Henwood Library – Archive / Artists who have influenced Simon Henwood
Henwood Library – Archive / Opening & Gallery pics
Throughout the years, for two decades, Simon Henwood has experimented on various artistic fields, from painting, drawing, photography and books, to animations, music videos, installations and new media.
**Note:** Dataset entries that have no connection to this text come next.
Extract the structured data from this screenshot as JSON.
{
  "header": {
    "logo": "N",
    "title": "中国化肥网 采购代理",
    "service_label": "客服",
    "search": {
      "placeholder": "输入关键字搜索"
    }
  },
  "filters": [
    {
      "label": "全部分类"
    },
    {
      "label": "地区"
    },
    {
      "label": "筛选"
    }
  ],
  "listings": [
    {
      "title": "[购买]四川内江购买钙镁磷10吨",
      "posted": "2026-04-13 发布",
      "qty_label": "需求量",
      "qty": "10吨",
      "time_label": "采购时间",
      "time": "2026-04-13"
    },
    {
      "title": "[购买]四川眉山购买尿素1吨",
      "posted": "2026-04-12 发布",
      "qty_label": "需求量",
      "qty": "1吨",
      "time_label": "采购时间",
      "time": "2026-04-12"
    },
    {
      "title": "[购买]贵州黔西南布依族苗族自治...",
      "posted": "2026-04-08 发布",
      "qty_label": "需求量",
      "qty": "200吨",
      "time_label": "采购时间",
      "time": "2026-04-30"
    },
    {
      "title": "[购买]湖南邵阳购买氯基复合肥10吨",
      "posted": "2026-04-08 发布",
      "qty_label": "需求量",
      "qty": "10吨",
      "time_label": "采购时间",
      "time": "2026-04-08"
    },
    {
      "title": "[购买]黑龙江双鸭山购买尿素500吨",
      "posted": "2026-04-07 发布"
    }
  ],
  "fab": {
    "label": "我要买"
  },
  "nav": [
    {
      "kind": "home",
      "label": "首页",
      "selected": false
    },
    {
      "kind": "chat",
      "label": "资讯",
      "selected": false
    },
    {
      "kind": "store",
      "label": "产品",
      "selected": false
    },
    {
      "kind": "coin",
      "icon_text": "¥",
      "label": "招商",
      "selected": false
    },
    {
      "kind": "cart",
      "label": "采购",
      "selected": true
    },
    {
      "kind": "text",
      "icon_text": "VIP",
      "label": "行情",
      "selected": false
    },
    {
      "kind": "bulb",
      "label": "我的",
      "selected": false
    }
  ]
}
His works have been exhibited all around the world, being presented at the MOMA (NYC), ICA (London), UCLA Hammer Museum (LA) and Galerie Sophie Sheideker (Paris) in a double exhibition with Francis Bacon.
One highlight of this three months exhibition will be a one-time-only screening of Andy Warhol’s unique and experimental films from the ’60 – Empire, Sleep, Kiss – a project included in BIEFF – Bucharest International Experimental Film Festival 2014, and made in partnership with Andy Warhol Museum in Pittsburgh.
Andy Warhol Film Retrospective Sleep / Empire / Kiss
Sleep 1963 – to be screened on 11th December, 5 pm
Empire 1964 – to be screened on 13 December, 3 pm
Kiss 1964 – to be screened on 14th December, 5 pm
At the beginning of the 60s, Andy Warhol temporarily quit painting – even though he was at the height of his success – and began some new adventures in multimedia. Taking a quick detour into music, Warhol became the manager, “producer” and overall patron of the up-and-coming band, The Velvet Underground. But film is where he focused his creative energies. Warhol came to the avant-garde cinema in a way no one else had. Despite being a fully developed artist in one medium, he entered the realm of cinematography, not as an amateur, but with a total commitment. Between 1964 and 1966, the pop artist shot close to 500 short movies — or what he called “screen tests” — of friends, celebrities and models. And then he shot a series of longer films, or rather “anti-films”, that challenged the conventions of filmmaking with no three act structures, the first one being Sleep (1963) – to be projected on 11th December at Galateca Gallery. Originally Warhol wanted to make Brigitte Bardot the star, but he eventually settled for his friend and lover at that time, John Giorno, and the title is self explanatory. Other important films: Kiss (1963) – to be projected on 14 December at Galateca Gallery, Empire (1964) – to be projected on 13 December at Galateca Gallery, Screen Test (1964), Blow Job (1964), Batman Dracula (1964), Poor Little Rich Girl (1965), Chelsea Girls (1966). In the early 1970s, most of the films directed by Warhol were pulled out of circulation, but after Andy Warhol’s death in 1987, the films were slowly restored and are occasionally projected at museums, galleries and film festivals. After 50 years since he made his first film Sleep, Andy Warhol’s films are considered instrumental in the development of contemporary cinema and many subsequent generations of film directors and artists cite his films as major influence.
Images courtesy of Galateca Gallery.
Henwood Library – Archive – Exhibition catalog here.
Find out more about Simon Henwood on his website.